§ What is required
Return, from the listing that follows, each line containing the word "oprema".

§ Exercise material
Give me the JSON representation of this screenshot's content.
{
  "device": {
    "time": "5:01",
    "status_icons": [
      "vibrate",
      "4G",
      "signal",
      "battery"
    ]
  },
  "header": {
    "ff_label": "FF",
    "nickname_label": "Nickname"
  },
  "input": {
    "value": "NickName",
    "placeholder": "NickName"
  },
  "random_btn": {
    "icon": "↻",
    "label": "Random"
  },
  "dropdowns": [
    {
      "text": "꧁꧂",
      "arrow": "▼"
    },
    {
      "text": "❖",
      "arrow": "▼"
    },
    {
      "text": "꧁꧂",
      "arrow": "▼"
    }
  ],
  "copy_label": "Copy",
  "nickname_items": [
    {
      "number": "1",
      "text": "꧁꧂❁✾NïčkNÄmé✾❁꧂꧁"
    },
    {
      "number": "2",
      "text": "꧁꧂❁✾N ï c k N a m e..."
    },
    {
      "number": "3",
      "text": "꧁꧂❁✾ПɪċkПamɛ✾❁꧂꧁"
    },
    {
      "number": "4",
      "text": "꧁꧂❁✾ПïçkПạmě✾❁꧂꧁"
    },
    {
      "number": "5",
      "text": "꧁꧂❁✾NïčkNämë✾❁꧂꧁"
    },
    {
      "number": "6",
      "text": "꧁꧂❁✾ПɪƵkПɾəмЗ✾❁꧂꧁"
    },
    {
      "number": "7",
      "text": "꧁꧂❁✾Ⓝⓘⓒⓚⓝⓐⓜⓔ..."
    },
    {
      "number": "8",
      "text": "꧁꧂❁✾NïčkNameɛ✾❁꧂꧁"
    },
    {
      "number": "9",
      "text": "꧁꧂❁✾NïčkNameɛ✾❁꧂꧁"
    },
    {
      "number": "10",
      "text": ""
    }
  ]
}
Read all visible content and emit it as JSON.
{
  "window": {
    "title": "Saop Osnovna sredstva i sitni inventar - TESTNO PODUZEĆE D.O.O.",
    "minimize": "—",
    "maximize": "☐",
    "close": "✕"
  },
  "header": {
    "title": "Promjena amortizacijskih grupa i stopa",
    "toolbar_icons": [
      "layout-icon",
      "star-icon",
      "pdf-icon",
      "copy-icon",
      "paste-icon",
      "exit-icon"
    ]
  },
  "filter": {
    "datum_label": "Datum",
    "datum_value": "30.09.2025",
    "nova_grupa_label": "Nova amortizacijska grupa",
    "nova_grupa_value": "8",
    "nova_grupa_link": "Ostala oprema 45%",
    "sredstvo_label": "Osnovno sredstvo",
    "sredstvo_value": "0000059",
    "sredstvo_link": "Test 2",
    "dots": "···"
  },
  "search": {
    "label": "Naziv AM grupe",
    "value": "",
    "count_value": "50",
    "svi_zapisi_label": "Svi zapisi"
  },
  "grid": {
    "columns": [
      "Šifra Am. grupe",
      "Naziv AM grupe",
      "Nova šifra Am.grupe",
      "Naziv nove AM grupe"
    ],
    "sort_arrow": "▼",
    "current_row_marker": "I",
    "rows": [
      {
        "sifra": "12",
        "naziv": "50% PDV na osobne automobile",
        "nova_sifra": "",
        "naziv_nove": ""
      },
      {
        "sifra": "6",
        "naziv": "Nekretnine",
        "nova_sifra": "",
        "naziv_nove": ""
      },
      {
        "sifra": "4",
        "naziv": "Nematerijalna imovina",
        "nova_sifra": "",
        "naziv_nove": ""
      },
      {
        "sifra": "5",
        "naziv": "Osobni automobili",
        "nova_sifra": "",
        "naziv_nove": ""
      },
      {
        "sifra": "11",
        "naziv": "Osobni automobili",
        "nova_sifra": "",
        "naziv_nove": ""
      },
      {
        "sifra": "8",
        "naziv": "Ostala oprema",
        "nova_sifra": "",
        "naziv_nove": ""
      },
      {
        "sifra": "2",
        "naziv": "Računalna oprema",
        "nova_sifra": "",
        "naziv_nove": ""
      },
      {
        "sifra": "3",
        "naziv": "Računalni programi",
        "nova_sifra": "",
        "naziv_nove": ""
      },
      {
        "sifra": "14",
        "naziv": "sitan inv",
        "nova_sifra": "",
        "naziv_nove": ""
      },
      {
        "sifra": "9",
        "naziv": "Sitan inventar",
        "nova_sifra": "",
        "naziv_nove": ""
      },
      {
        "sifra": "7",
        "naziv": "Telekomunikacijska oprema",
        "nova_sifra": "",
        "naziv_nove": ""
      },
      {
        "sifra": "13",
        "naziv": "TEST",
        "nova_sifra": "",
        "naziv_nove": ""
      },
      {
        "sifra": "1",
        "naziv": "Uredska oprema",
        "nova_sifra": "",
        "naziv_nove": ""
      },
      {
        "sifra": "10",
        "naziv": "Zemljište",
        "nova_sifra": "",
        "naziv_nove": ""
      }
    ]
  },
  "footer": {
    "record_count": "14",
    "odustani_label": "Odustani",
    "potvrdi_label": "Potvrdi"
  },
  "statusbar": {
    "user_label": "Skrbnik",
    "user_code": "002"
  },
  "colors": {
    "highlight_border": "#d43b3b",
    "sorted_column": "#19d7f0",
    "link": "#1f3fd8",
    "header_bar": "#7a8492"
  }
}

§ Exercise output
    "nova_grupa_link": "Ostala oprema 45%",
        "naziv": "Ostala oprema",
        "naziv": "Računalna oprema",
        "naziv": "Telekomunikacijska oprema",
        "naziv": "Uredska oprema",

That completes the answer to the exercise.